WHAT YOU ARE ASKED TO DO> Look through the records below and state how many lines carry the string "Ірина", adding nothing.

DATA UNDER STUDY>
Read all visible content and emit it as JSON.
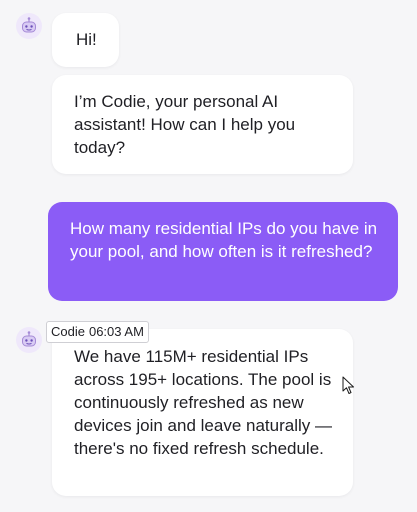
{
  "assistant": {
    "name": "Codie",
    "avatar_icon": "robot-face-icon"
  },
  "messages": [
    {
      "sender": "assistant",
      "text": "Hi!"
    },
    {
      "sender": "assistant",
      "text": "I’m Codie, your personal AI assistant! How can I help you today?"
    },
    {
      "sender": "user",
      "text": "How many residential IPs do you have in your pool, and how often is it refreshed?"
    },
    {
      "sender": "assistant",
      "text": "We have 115M+ residential IPs across 195+ locations. The pool is continuously refreshed as new devices join and leave naturally — there's no fixed refresh schedule."
    }
  ],
  "tooltip": {
    "name": "Codie",
    "time": "06:03 AM"
  },
  "colors": {
    "user_bubble": "#8b5cf6",
    "background": "#f6f6f8",
    "assistant_bubble": "#ffffff"
  }
}
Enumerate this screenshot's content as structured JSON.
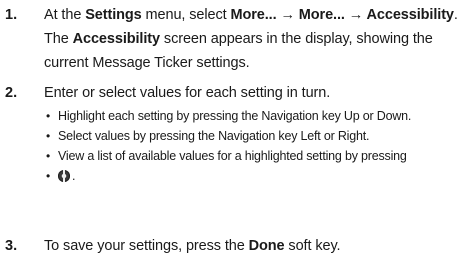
{
  "steps": [
    {
      "number": "1.",
      "parts": [
        {
          "t": "At the ",
          "b": false
        },
        {
          "t": "Settings",
          "b": true
        },
        {
          "t": " menu, select ",
          "b": false
        },
        {
          "t": "More... → More... → Accessibility",
          "b": true
        },
        {
          "t": ". The ",
          "b": false
        },
        {
          "t": "Accessibility",
          "b": true
        },
        {
          "t": " screen appears in the display, showing the current Message Ticker settings.",
          "b": false
        }
      ]
    },
    {
      "number": "2.",
      "text": "Enter or select values for each setting in turn.",
      "bullets": [
        "Highlight each setting by pressing the Navigation key Up or Down.",
        "Select values by pressing the Navigation key Left or Right.",
        "View a list of available values for a highlighted setting by pressing"
      ],
      "bullet_end": "."
    },
    {
      "number": "3.",
      "text_before": "To save your settings, press the ",
      "bold": "Done",
      "text_after": " soft key."
    }
  ],
  "icons": {
    "ok_key": "navigation-ok-key-icon"
  }
}
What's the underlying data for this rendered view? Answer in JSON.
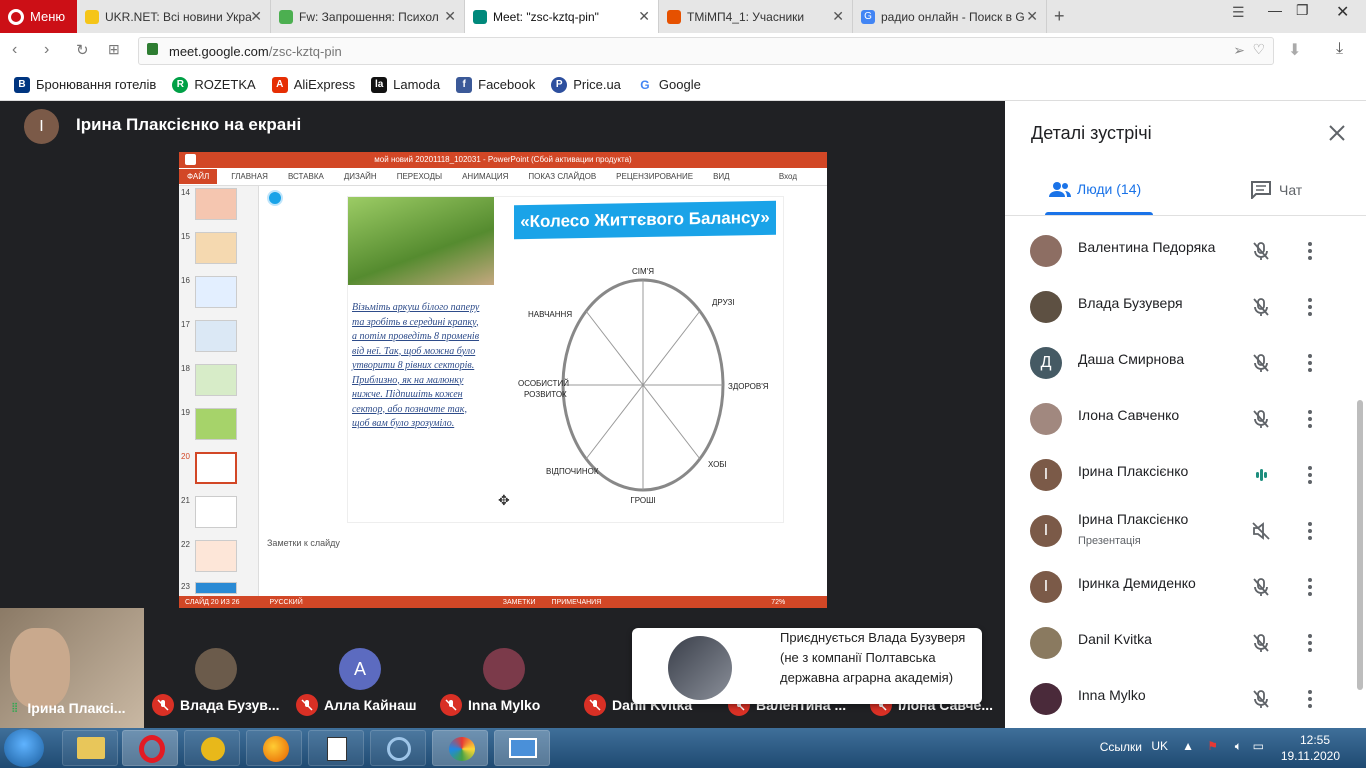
{
  "browser": {
    "menu_label": "Меню",
    "tabs": [
      {
        "title": "UKR.NET: Всі новини Укра",
        "color": "#f5c518"
      },
      {
        "title": "Fw: Запрошення: Психол",
        "color": "#4caf50"
      },
      {
        "title": "Meet: \"zsc-kztq-pin\"",
        "color": "#00897b"
      },
      {
        "title": "ТМіМП4_1: Учасники",
        "color": "#e65100"
      },
      {
        "title": "радио онлайн - Поиск в G",
        "color": "#4285f4"
      }
    ],
    "url_host": "meet.google.com",
    "url_path": "/zsc-kztq-pin",
    "bookmarks": [
      {
        "label": "Бронювання готелів",
        "color": "#003580",
        "glyph": "B"
      },
      {
        "label": "ROZETKA",
        "color": "#00a046",
        "glyph": "R"
      },
      {
        "label": "AliExpress",
        "color": "#e62e04",
        "glyph": "A"
      },
      {
        "label": "Lamoda",
        "color": "#111111",
        "glyph": "la"
      },
      {
        "label": "Facebook",
        "color": "#3b5998",
        "glyph": "f"
      },
      {
        "label": "Price.ua",
        "color": "#2d4f9e",
        "glyph": "P"
      },
      {
        "label": "Google",
        "color": "#ffffff",
        "glyph": "G"
      }
    ]
  },
  "meet": {
    "presenter_initial": "І",
    "presenter_label": "Ірина Плаксієнко на екрані",
    "ppt": {
      "title": "мой новий 20201118_102031 - PowerPoint (Сбой активации продукта)",
      "ribbon": [
        "ФАЙЛ",
        "ГЛАВНАЯ",
        "ВСТАВКА",
        "ДИЗАЙН",
        "ПЕРЕХОДЫ",
        "АНИМАЦИЯ",
        "ПОКАЗ СЛАЙДОВ",
        "РЕЦЕНЗИРОВАНИЕ",
        "ВИД"
      ],
      "signin": "Вход",
      "thumb_numbers": [
        "14",
        "15",
        "16",
        "17",
        "18",
        "19",
        "20",
        "21",
        "22",
        "23"
      ],
      "slide_title": "«Колесо Життєвого Балансу»",
      "slide_text": "Візьміть аркуш білого паперу та зробіть в середині крапку, а потім проведіть 8 променів від неї. Так, щоб можна було утворити 8 рівних секторів. Приблизно, як на малюнку нижче. Підпишіть кожен сектор, або позначте так, щоб вам було зрозуміло.",
      "wheel_labels": {
        "top": "СІМ'Я",
        "top_right": "ДРУЗІ",
        "right": "ЗДОРОВ'Я",
        "bottom_right": "ХОБІ",
        "bottom": "ГРОШІ",
        "bottom_left": "ВІДПОЧИНОК",
        "left_1": "ОСОБИСТИЙ",
        "left_2": "РОЗВИТОК",
        "top_left": "НАВЧАННЯ"
      },
      "notes_placeholder": "Заметки к слайду",
      "status_slide": "СЛАЙД 20 ИЗ 26",
      "status_lang": "РУССКИЙ",
      "status_notes": "ЗАМЕТКИ",
      "status_comments": "ПРИМЕЧАНИЯ",
      "zoom": "72%"
    },
    "tiles": [
      {
        "name": "Ірина Плаксі...",
        "self": true
      },
      {
        "name": "Влада Бузув...",
        "initial": "",
        "color": "#6b5b4b"
      },
      {
        "name": "Алла Кайнаш",
        "initial": "A",
        "color": "#5c6bc0"
      },
      {
        "name": "Inna Mylko",
        "initial": "",
        "color": "#7b3a4a"
      },
      {
        "name": "Danil Kvitka",
        "initial": "",
        "color": "#555555"
      },
      {
        "name": "Валентина ...",
        "initial": "",
        "color": "#555555"
      },
      {
        "name": "Ілона Савче...",
        "initial": "",
        "color": "#555555"
      }
    ],
    "toast_message": "Приєднується Влада Бузуверя (не з компанії Полтавська державна аграрна академія)"
  },
  "details": {
    "title": "Деталі зустрічі",
    "people_tab": "Люди (14)",
    "chat_tab": "Чат",
    "people": [
      {
        "name": "Валентина Педоряка",
        "initial": "",
        "color": "#8d6e63",
        "mic": "muted"
      },
      {
        "name": "Влада Бузуверя",
        "initial": "",
        "color": "#5d5042",
        "mic": "muted"
      },
      {
        "name": "Даша Смирнова",
        "initial": "Д",
        "color": "#455a64",
        "mic": "muted"
      },
      {
        "name": "Ілона Савченко",
        "initial": "",
        "color": "#a1887f",
        "mic": "muted"
      },
      {
        "name": "Ірина Плаксієнко",
        "initial": "І",
        "color": "#7b5a48",
        "mic": "speaking"
      },
      {
        "name": "Ірина Плаксієнко",
        "sub": "Презентація",
        "initial": "І",
        "color": "#7b5a48",
        "mic": "audio-off"
      },
      {
        "name": "Іринка Демиденко",
        "initial": "І",
        "color": "#7b5a48",
        "mic": "muted"
      },
      {
        "name": "Danil Kvitka",
        "initial": "",
        "color": "#8a7a60",
        "mic": "muted"
      },
      {
        "name": "Inna Mylko",
        "initial": "",
        "color": "#4a2a3a",
        "mic": "muted"
      }
    ],
    "accent": "#1a73e8"
  },
  "taskbar": {
    "links_label": "Ссылки",
    "lang": "UK",
    "time": "12:55",
    "date": "19.11.2020"
  }
}
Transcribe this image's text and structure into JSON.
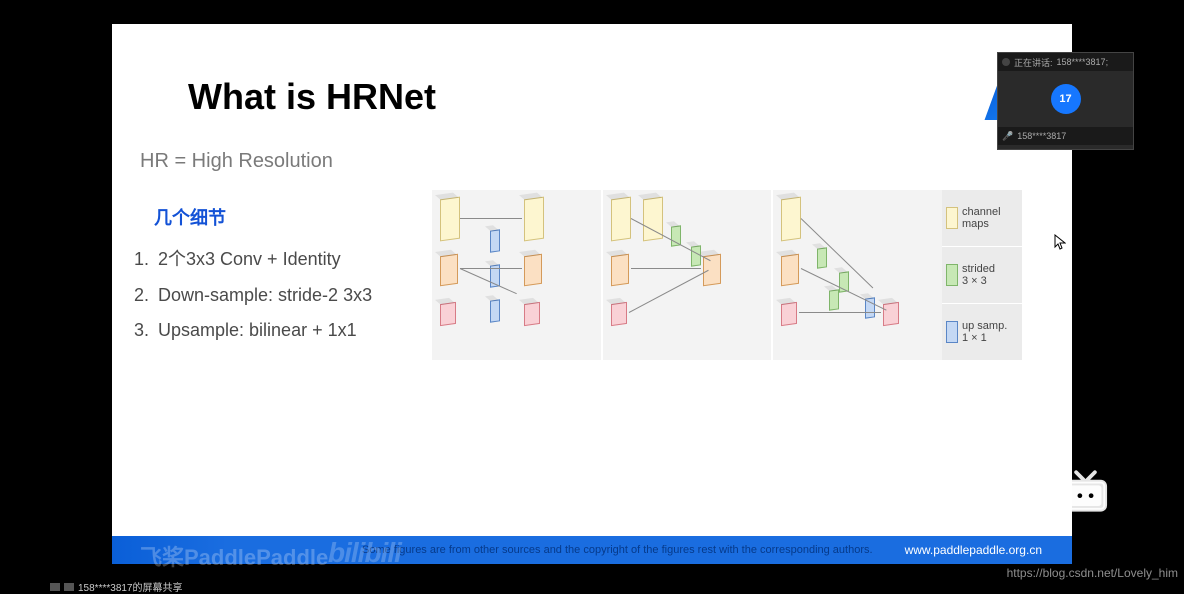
{
  "slide": {
    "title": "What is HRNet",
    "subtitle": "HR = High Resolution",
    "details_heading": "几个细节",
    "details": [
      "2个3x3 Conv + Identity",
      "Down-sample: stride-2 3x3",
      "Upsample: bilinear + 1x1"
    ],
    "legend": {
      "channel": "channel\nmaps",
      "strided": "strided\n3 × 3",
      "upsamp": "up samp.\n1 × 1"
    },
    "corner_glyph": "ナ"
  },
  "footer": {
    "credit": "Some figures are from other sources and the copyright of the figures rest with the corresponding authors.",
    "site": "www.paddlepaddle.org.cn"
  },
  "watermarks": {
    "paddle": "飞桨PaddlePaddle",
    "bili": "bilibili"
  },
  "meeting": {
    "speaking_label": "正在讲话:",
    "speaking_user": "158****3817;",
    "avatar_text": "17",
    "user_label": "158****3817"
  },
  "sharing_bar": "158****3817的屏幕共享",
  "blog": "https://blog.csdn.net/Lovely_him"
}
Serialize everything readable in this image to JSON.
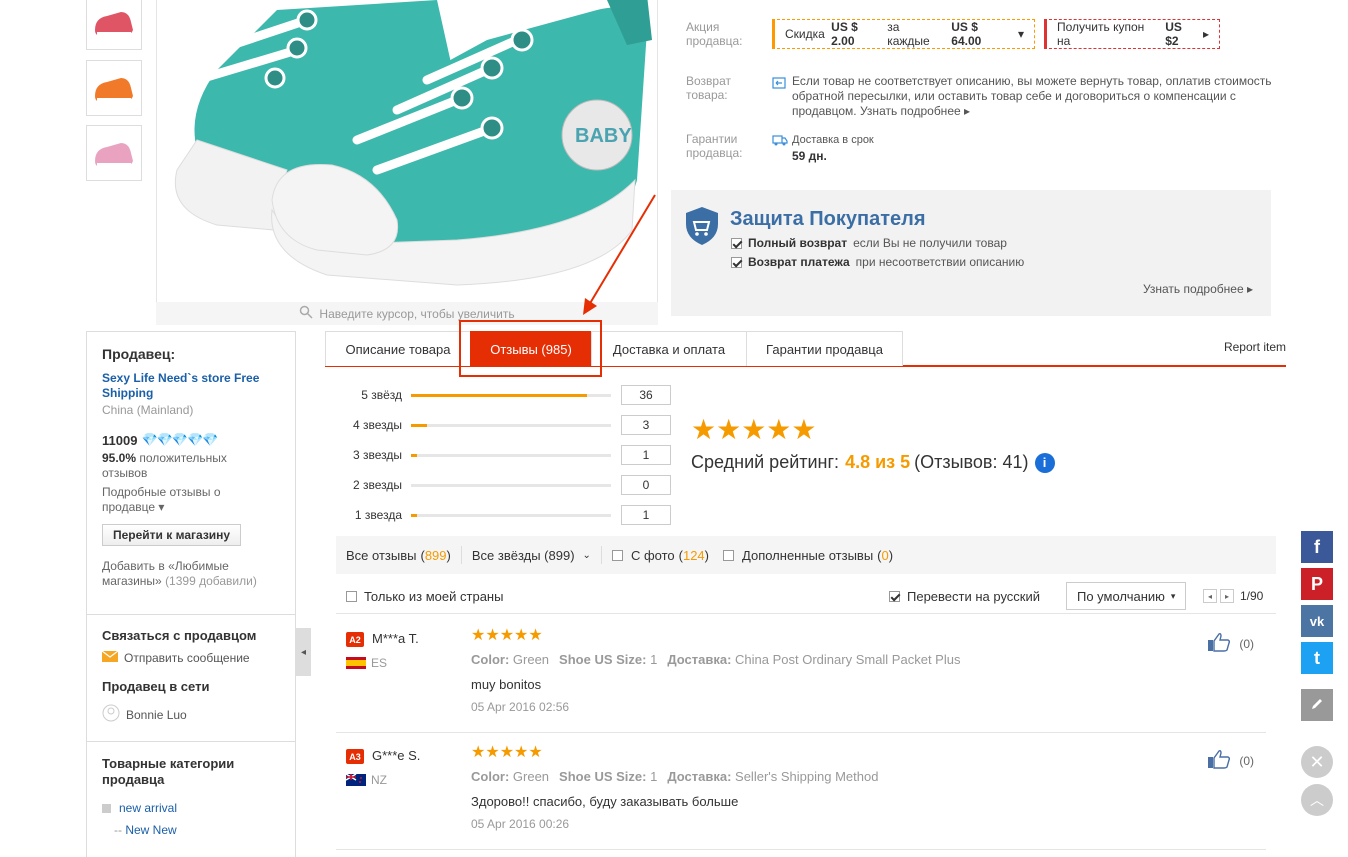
{
  "gallery": {
    "zoom_hint": "Наведите курсор, чтобы увеличить"
  },
  "info": {
    "promo_label_1": "Акция",
    "promo_label_2": "продавца:",
    "coupon1_pre": "Скидка",
    "coupon1_amount": "US $ 2.00",
    "coupon1_mid": "за каждые",
    "coupon1_threshold": "US $ 64.00",
    "coupon2_pre": "Получить купон на",
    "coupon2_amount": "US $2",
    "return_label_1": "Возврат",
    "return_label_2": "товара:",
    "return_line1": "Если товар не соответствует описанию, вы можете вернуть товар, оплатив стоимость",
    "return_line2": "обратной пересылки, или оставить товар себе и договориться о компенсации с",
    "return_line3": "продавцом.",
    "return_more": "Узнать подробнее",
    "guarantee_label_1": "Гарантии",
    "guarantee_label_2": "продавца:",
    "delivery_label": "Доставка в срок",
    "delivery_days": "59 дн."
  },
  "protection": {
    "title": "Защита Покупателя",
    "line1_bold": "Полный возврат",
    "line1_rest": "если Вы не получили товар",
    "line2_bold": "Возврат платежа",
    "line2_rest": "при несоответствии описанию",
    "more": "Узнать подробнее"
  },
  "seller": {
    "heading": "Продавец:",
    "store_name": "Sexy Life Need`s store Free Shipping",
    "country": "China (Mainland)",
    "score": "11009",
    "positive_pct": "95.0%",
    "positive_text_1": "положительных",
    "positive_text_2": "отзывов",
    "detailed_1": "Подробные отзывы о",
    "detailed_2": "продавце",
    "store_button": "Перейти к магазину",
    "fav_1": "Добавить в «Любимые",
    "fav_2": "магазины»",
    "fav_count": "(1399 добавили)",
    "contact_heading": "Связаться с продавцом",
    "send_message": "Отправить сообщение",
    "online_heading": "Продавец в сети",
    "online_name": "Bonnie Luo",
    "categories_heading_1": "Товарные категории",
    "categories_heading_2": "продавца",
    "cat1": "new arrival",
    "cat2": "New New"
  },
  "tabs": {
    "description": "Описание товара",
    "reviews": "Отзывы (985)",
    "shipping": "Доставка и оплата",
    "guarantees": "Гарантии продавца",
    "report": "Report item"
  },
  "rating": {
    "histogram": [
      {
        "label": "5 звёзд",
        "count": "36",
        "fraction": 0.88
      },
      {
        "label": "4 звезды",
        "count": "3",
        "fraction": 0.08
      },
      {
        "label": "3 звезды",
        "count": "1",
        "fraction": 0.03
      },
      {
        "label": "2 звезды",
        "count": "0",
        "fraction": 0.0
      },
      {
        "label": "1 звезда",
        "count": "1",
        "fraction": 0.03
      }
    ],
    "stars": "★★★★★",
    "avg_label": "Средний рейтинг:",
    "avg_value": "4.8 из 5",
    "avg_count": "(Отзывов: 41)",
    "info_icon": "i"
  },
  "filters": {
    "all_reviews": "Все отзывы",
    "all_count": "899",
    "all_stars": "Все звёзды (899)",
    "with_photo": "С фото",
    "photo_count": "124",
    "additional": "Дополненные отзывы",
    "additional_count": "0",
    "my_country": "Только из моей страны",
    "translate": "Перевести на русский",
    "sort": "По умолчанию",
    "pages": "1/90"
  },
  "reviews": [
    {
      "badge": "A2",
      "name": "M***a T.",
      "country": "ES",
      "stars": "★★★★★",
      "color_k": "Color:",
      "color_v": "Green",
      "size_k": "Shoe US Size:",
      "size_v": "1",
      "ship_k": "Доставка:",
      "ship_v": "China Post Ordinary Small Packet Plus",
      "text": "muy bonitos",
      "date": "05 Apr 2016 02:56",
      "likes": "(0)"
    },
    {
      "badge": "A3",
      "name": "G***e S.",
      "country": "NZ",
      "stars": "★★★★★",
      "color_k": "Color:",
      "color_v": "Green",
      "size_k": "Shoe US Size:",
      "size_v": "1",
      "ship_k": "Доставка:",
      "ship_v": "Seller's Shipping Method",
      "text": "Здорово!! спасибо, буду заказывать больше",
      "date": "05 Apr 2016 00:26",
      "likes": "(0)"
    }
  ],
  "social": {
    "facebook": "f",
    "pinterest": "P",
    "vk": "vk",
    "twitter": "t"
  },
  "colors": {
    "accent": "#e62e04",
    "star": "#f59b00",
    "link": "#1a5fa8"
  }
}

ANSWER AREA> 4